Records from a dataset
※

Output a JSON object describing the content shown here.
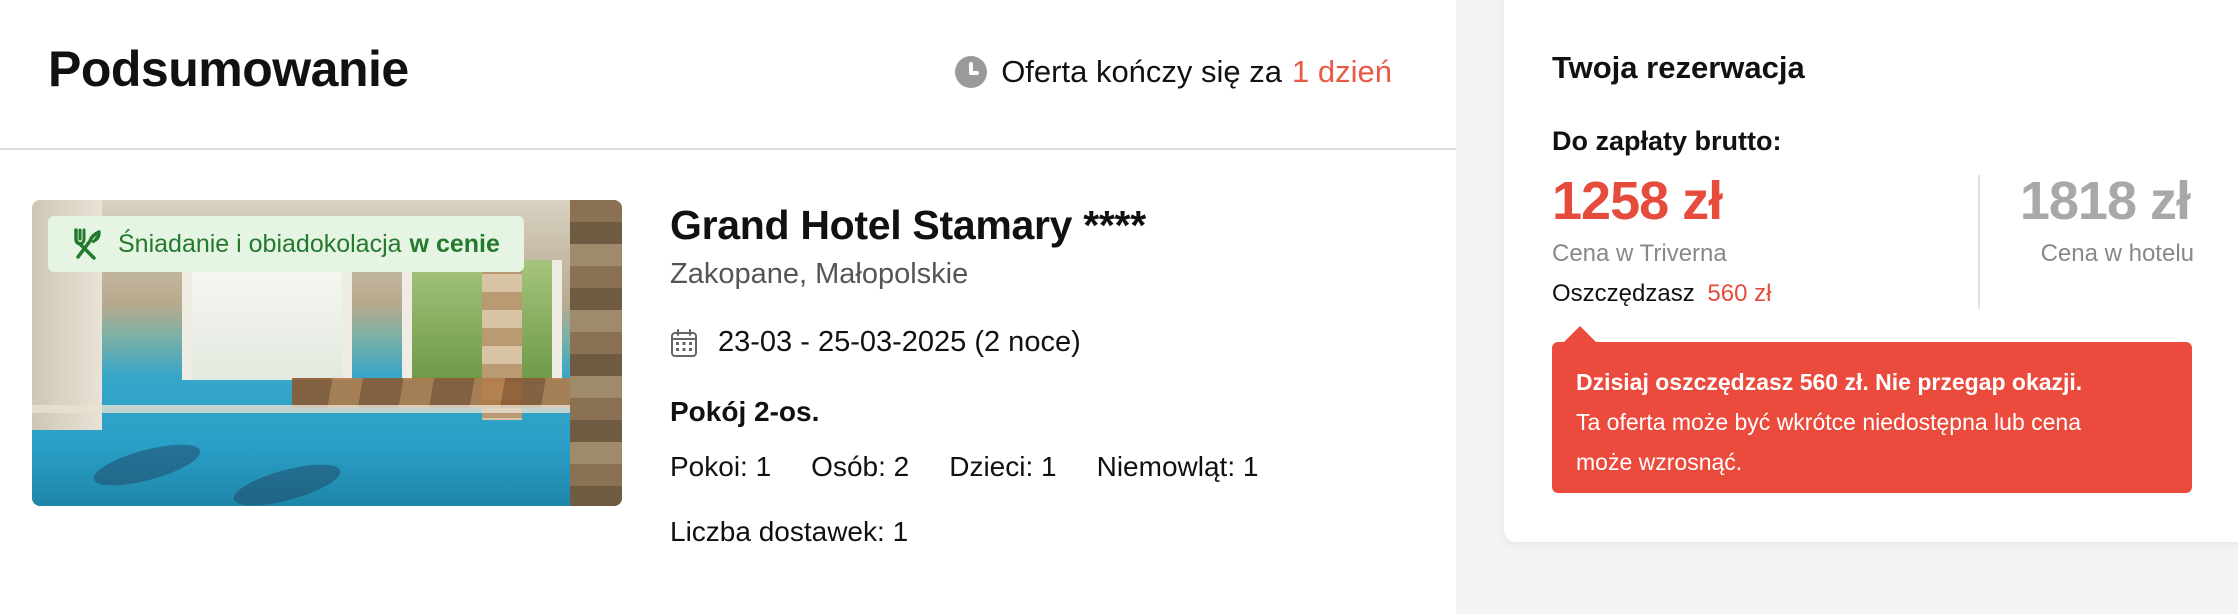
{
  "summary": {
    "title": "Podsumowanie",
    "offer_timer": {
      "icon": "clock-icon",
      "text": "Oferta kończy się za",
      "highlight": "1 dzień",
      "highlight_color": "#e85a45"
    }
  },
  "hotel": {
    "meal_badge": {
      "icon": "cutlery-icon",
      "text": "Śniadanie i obiadokolacja",
      "bold": "w cenie"
    },
    "name": "Grand Hotel Stamary ****",
    "location": "Zakopane, Małopolskie",
    "dates": "23-03 - 25-03-2025 (2 noce)",
    "room_type": "Pokój 2-os.",
    "occupancy": {
      "rooms": "Pokoi: 1",
      "persons": "Osób: 2",
      "children": "Dzieci: 1",
      "infants": "Niemowląt: 1"
    },
    "extra_beds": "Liczba dostawek: 1"
  },
  "reservation": {
    "title": "Twoja rezerwacja",
    "pay_label": "Do zapłaty brutto:",
    "price_triverna": "1258 zł",
    "price_triverna_label": "Cena w Triverna",
    "savings_label": "Oszczędzasz",
    "savings_value": "560 zł",
    "price_hotel": "1818 zł",
    "price_hotel_label": "Cena w hotelu",
    "alert": {
      "title": "Dzisiaj oszczędzasz 560 zł. Nie przegap okazji.",
      "text_line1": "Ta oferta może być wkrótce niedostępna lub cena",
      "text_line2": "może wzrosnąć."
    },
    "accent_color": "#e64c3c"
  }
}
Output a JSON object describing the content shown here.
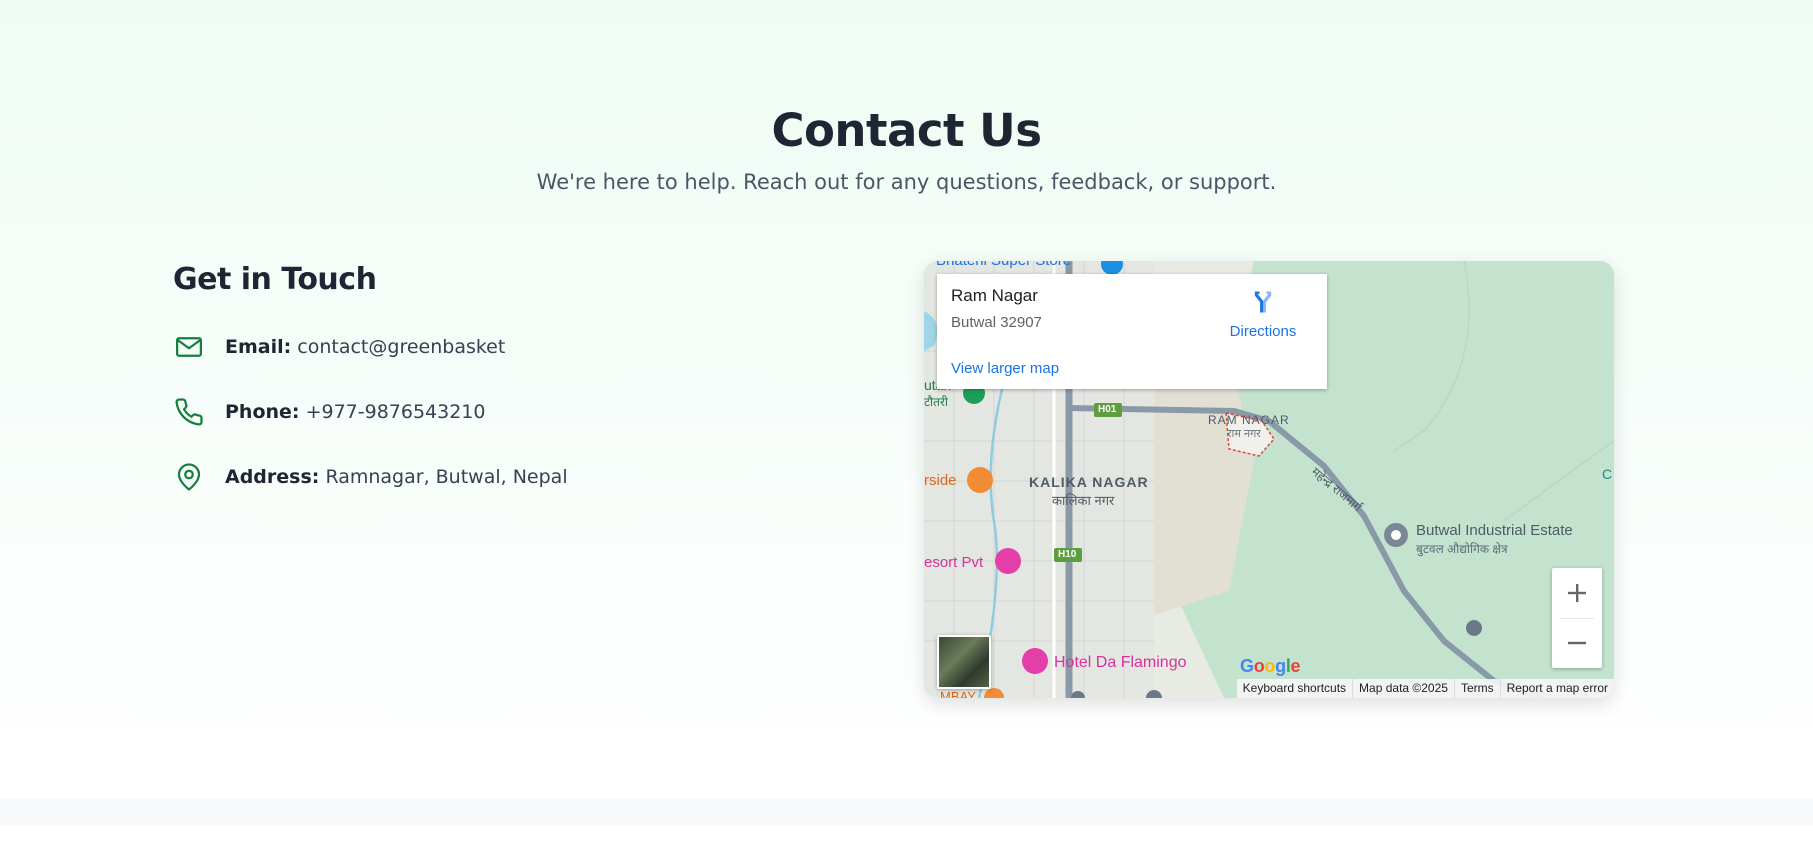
{
  "header": {
    "title": "Contact Us",
    "subtitle": "We're here to help. Reach out for any questions, feedback, or support."
  },
  "contact": {
    "heading": "Get in Touch",
    "items": [
      {
        "icon": "mail-icon",
        "label": "Email:",
        "value": "contact@greenbasket"
      },
      {
        "icon": "phone-icon",
        "label": "Phone:",
        "value": "+977-9876543210"
      },
      {
        "icon": "location-pin-icon",
        "label": "Address:",
        "value": "Ramnagar, Butwal, Nepal"
      }
    ]
  },
  "map": {
    "place_name": "Ram Nagar",
    "place_address": "Butwal 32907",
    "directions_label": "Directions",
    "larger_map_label": "View larger map",
    "zoom_in_label": "+",
    "zoom_out_label": "−",
    "labels": {
      "top_store": "Bhateni Super Store",
      "ram_nagar": "RAM NAGAR",
      "ram_nagar_np": "राम नगर",
      "kalika": "KALIKA NAGAR",
      "kalika_np": "कालिका नगर",
      "industrial": "Butwal Industrial Estate",
      "industrial_np": "बुटवल औद्योगिक क्षेत्र",
      "road_np": "महेन्द्र राजमार्ग",
      "riverside": "rside",
      "resort": "esort Pvt",
      "hotel": "Hotel Da Flamingo",
      "tan": "utan",
      "tan_np": "टौतरी",
      "h01": "H01",
      "h10": "H10",
      "edge_c": "C",
      "bottom_partial": "MBAY"
    },
    "attribution": {
      "google": "Google",
      "keyboard": "Keyboard shortcuts",
      "map_data": "Map data ©2025",
      "terms": "Terms",
      "report": "Report a map error"
    }
  },
  "colors": {
    "brand_green": "#15803d",
    "heading": "#1e2533",
    "body_text": "#374151",
    "link_blue": "#1a73e8"
  }
}
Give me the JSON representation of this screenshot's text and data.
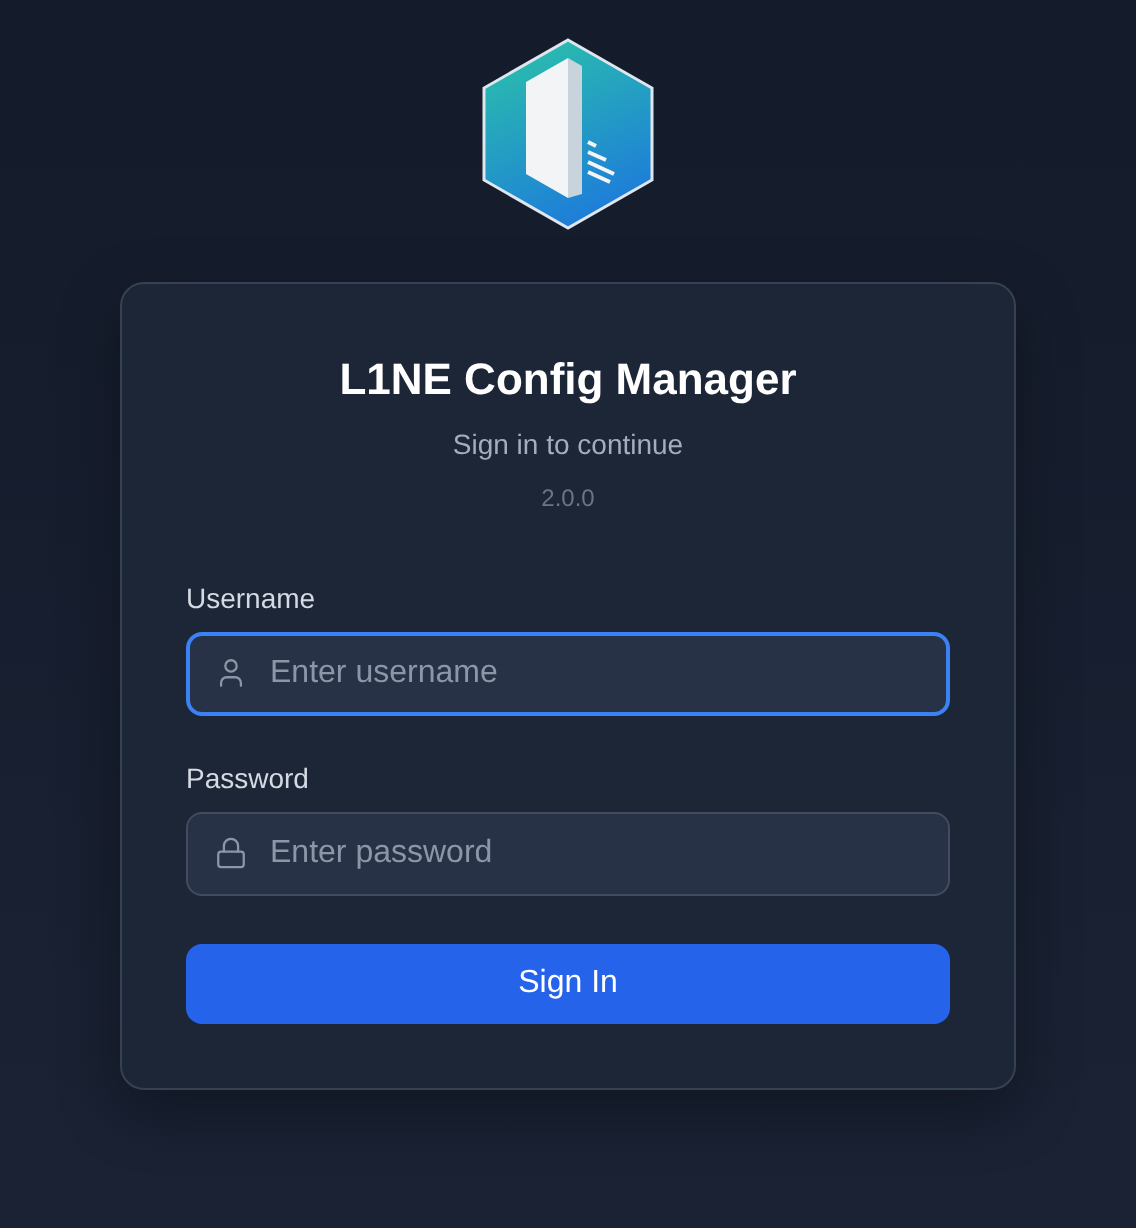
{
  "app": {
    "title": "L1NE Config Manager",
    "subtitle": "Sign in to continue",
    "version": "2.0.0"
  },
  "fields": [
    {
      "kind": "username",
      "label": "Username",
      "placeholder": "Enter username",
      "focused": true
    },
    {
      "kind": "password",
      "label": "Password",
      "placeholder": "Enter password",
      "focused": false
    }
  ],
  "submit": {
    "label": "Sign In"
  }
}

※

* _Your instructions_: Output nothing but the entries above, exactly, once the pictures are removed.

* _Exercise output_:
Output a JSON object describing the content shown here.
{
  "summary": {
    "title": "Podsumowanie",
    "offer_timer": {
      "icon": "clock-icon",
      "text": "Oferta kończy się za",
      "highlight": "1 dzień",
      "highlight_color": "#e85a45"
    }
  },
  "hotel": {
    "meal_badge": {
      "icon": "cutlery-icon",
      "text": "Śniadanie i obiadokolacja",
      "bold": "w cenie"
    },
    "name": "Grand Hotel Stamary ****",
    "location": "Zakopane, Małopolskie",
    "dates": "23-03 - 25-03-2025 (2 noce)",
    "room_type": "Pokój 2-os.",
    "occupancy": {
      "rooms": "Pokoi: 1",
      "persons": "Osób: 2",
      "children": "Dzieci: 1",
      "infants": "Niemowląt: 1"
    },
    "extra_beds": "Liczba dostawek: 1"
  },
  "reservation": {
    "title": "Twoja rezerwacja",
    "pay_label": "Do zapłaty brutto:",
    "price_triverna": "1258 zł",
    "price_triverna_label": "Cena w Triverna",
    "savings_label": "Oszczędzasz",
    "savings_value": "560 zł",
    "price_hotel": "1818 zł",
    "price_hotel_label": "Cena w hotelu",
    "alert": {
      "title": "Dzisiaj oszczędzasz 560 zł. Nie przegap okazji.",
      "text_line1": "Ta oferta może być wkrótce niedostępna lub cena",
      "text_line2": "może wzrosnąć."
    },
    "accent_color": "#e64c3c"
  }
}
Output a JSON object describing the content shown here.
{
  "header": {
    "title": "Contact Us",
    "subtitle": "We're here to help. Reach out for any questions, feedback, or support."
  },
  "contact": {
    "heading": "Get in Touch",
    "items": [
      {
        "icon": "mail-icon",
        "label": "Email:",
        "value": "contact@greenbasket"
      },
      {
        "icon": "phone-icon",
        "label": "Phone:",
        "value": "+977-9876543210"
      },
      {
        "icon": "location-pin-icon",
        "label": "Address:",
        "value": "Ramnagar, Butwal, Nepal"
      }
    ]
  },
  "map": {
    "place_name": "Ram Nagar",
    "place_address": "Butwal 32907",
    "directions_label": "Directions",
    "larger_map_label": "View larger map",
    "zoom_in_label": "+",
    "zoom_out_label": "−",
    "labels": {
      "top_store": "Bhateni Super Store",
      "ram_nagar": "RAM NAGAR",
      "ram_nagar_np": "राम नगर",
      "kalika": "KALIKA NAGAR",
      "kalika_np": "कालिका नगर",
      "industrial": "Butwal Industrial Estate",
      "industrial_np": "बुटवल औद्योगिक क्षेत्र",
      "road_np": "महेन्द्र राजमार्ग",
      "riverside": "rside",
      "resort": "esort Pvt",
      "hotel": "Hotel Da Flamingo",
      "tan": "utan",
      "tan_np": "टौतरी",
      "h01": "H01",
      "h10": "H10",
      "edge_c": "C",
      "bottom_partial": "MBAY"
    },
    "attribution": {
      "google": "Google",
      "keyboard": "Keyboard shortcuts",
      "map_data": "Map data ©2025",
      "terms": "Terms",
      "report": "Report a map error"
    }
  },
  "colors": {
    "brand_green": "#15803d",
    "heading": "#1e2533",
    "body_text": "#374151",
    "link_blue": "#1a73e8"
  }
}
Give me the JSON representation of this screenshot's text and data.
{
  "app": {
    "title": "L1NE Config Manager",
    "subtitle": "Sign in to continue",
    "version": "2.0.0"
  },
  "fields": [
    {
      "kind": "username",
      "label": "Username",
      "placeholder": "Enter username",
      "focused": true
    },
    {
      "kind": "password",
      "label": "Password",
      "placeholder": "Enter password",
      "focused": false
    }
  ],
  "submit": {
    "label": "Sign In"
  }
}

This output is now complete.